Most coaches have a very limited understanding of the function of the core muscles and how they contribute to athleticism. Training of the core musculature at workouts or as part of a practice typically involves conventional trunk flexion exercises like crunches and sit-ups. Whether repeated trunk flexion exercises are contraindicated or not due to potential injury risk to the intervertebral discs is a hot topic in the performance field and is beyond the scope of today’s post. Instead, we will take a look at how the core may be better trained to contribute to performance improvements in athletes.
An interesting new study was just published in the International Journal of Sports Physical Therapy compared the effectiveness of conventional core training (sit-ups, back extension type movements) verses core stability training on indices of balance and athletic performance in a team of young soccer players. This study had three components;
1) Pre-testing: The testing battery included static balance (blinded balancing on one foot), dynamic balance (blinded balancing on one foot with reaching in various directions with other foot), agility, sprint time, vertical jump and endurance (12 minute run).

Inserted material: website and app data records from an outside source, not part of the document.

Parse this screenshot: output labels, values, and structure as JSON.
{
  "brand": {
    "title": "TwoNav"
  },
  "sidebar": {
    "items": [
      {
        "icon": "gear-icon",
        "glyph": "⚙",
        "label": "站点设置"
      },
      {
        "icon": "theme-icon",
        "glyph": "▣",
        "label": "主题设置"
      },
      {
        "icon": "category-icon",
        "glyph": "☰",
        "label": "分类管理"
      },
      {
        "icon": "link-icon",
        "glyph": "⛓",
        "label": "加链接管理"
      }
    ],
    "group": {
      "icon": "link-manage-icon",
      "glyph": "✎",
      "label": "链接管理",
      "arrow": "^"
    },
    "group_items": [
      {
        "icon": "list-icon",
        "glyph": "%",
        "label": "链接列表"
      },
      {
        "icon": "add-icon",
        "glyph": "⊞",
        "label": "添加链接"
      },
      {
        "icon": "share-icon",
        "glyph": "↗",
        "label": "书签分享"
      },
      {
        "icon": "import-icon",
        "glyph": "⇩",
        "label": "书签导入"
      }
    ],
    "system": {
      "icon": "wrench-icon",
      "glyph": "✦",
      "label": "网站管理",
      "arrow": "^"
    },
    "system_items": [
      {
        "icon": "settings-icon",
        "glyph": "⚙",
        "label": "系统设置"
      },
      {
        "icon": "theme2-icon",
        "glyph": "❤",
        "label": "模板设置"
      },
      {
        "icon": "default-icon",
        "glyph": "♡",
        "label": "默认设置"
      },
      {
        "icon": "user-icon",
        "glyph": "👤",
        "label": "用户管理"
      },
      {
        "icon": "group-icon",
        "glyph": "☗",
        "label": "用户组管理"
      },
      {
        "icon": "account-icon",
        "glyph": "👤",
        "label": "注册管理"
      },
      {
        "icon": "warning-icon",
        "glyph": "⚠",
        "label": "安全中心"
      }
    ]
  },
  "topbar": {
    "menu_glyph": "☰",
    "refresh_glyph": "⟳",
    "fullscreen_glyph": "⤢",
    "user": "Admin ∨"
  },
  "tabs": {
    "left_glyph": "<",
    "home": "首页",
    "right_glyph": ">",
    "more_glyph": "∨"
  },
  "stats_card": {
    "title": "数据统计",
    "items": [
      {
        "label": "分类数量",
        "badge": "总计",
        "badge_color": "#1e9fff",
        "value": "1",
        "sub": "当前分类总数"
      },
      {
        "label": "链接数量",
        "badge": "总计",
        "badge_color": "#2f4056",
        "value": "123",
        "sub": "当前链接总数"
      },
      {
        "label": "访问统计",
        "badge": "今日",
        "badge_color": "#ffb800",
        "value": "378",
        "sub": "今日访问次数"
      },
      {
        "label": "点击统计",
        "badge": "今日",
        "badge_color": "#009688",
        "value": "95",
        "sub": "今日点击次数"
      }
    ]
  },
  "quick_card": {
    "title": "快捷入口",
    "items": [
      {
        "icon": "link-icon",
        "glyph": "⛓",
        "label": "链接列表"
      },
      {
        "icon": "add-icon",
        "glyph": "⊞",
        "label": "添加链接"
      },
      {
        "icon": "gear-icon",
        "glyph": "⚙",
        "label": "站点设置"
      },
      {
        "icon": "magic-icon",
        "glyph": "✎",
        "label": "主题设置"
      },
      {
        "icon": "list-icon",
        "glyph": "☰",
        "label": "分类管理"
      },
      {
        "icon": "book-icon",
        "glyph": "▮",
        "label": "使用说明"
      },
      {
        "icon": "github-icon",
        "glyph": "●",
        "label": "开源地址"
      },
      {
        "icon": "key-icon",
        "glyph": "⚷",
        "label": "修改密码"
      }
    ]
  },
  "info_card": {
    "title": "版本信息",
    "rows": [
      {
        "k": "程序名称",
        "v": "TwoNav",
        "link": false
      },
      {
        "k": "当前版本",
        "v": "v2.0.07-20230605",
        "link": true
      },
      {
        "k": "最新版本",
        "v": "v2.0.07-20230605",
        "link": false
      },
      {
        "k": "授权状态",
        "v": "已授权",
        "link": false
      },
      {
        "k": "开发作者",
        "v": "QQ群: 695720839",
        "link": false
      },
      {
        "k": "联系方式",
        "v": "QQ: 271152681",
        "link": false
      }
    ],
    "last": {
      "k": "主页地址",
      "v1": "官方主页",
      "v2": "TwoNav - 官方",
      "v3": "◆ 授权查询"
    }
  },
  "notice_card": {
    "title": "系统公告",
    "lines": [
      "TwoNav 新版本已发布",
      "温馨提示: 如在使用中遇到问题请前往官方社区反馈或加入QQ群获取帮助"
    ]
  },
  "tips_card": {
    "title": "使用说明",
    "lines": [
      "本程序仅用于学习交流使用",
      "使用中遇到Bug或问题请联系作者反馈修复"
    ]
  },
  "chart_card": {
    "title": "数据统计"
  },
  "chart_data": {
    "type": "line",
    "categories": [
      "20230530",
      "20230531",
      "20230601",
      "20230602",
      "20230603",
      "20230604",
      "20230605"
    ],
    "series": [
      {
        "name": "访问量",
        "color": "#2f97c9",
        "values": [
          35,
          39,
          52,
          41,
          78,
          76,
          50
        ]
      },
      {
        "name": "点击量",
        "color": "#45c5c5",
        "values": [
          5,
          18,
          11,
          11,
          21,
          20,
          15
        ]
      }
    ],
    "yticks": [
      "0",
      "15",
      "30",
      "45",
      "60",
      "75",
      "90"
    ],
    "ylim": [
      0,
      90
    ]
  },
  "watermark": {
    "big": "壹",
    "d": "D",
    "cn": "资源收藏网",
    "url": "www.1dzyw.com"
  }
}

2) 12 Week Training Intervention: This involved 3 core training sessions per week following soccer practice. One group (n=10) performed conventional core exercises (flexion and extension of the core) while the other group (n=9) performed core stability exercises (various planks, bird dogs and hip bridges. Four exercises were performed each session with intensity and or duration progressing over the course of the 12 week period.
3) Post-Testing: The athletes underwent the same testing battery performed at pre-testing to determine any changes in performance.
The researchers reported that apart from vertical jump and sprint times (which increased significantly in both groups), significant improvements in each of the other parameters were only observed in the core stability training group.
The evidence is continuing to mount, favoring core stability training in addition to, or instead of conventional core exercises. Athletic actions commonly performed in sports (e.g., jumping and landing mechanics, etc.) require coordination and co-contraction of the core muscles to optimally transfer forces and stabilize the lumbar spine. Instead of having your athletes perform countless crunches and sit-ups, consider various core stability exercises such as timed forearm and side planks to have a better transfer effect to performance.
Imai, A., Kaneoka, K., Okubo, Y., & Shiraki, H. (2014). Effects of two types of trunk exercises on balance and athletic performance in youth soccer players. International Journal of Sports Physical Therapy, 9(1), 47.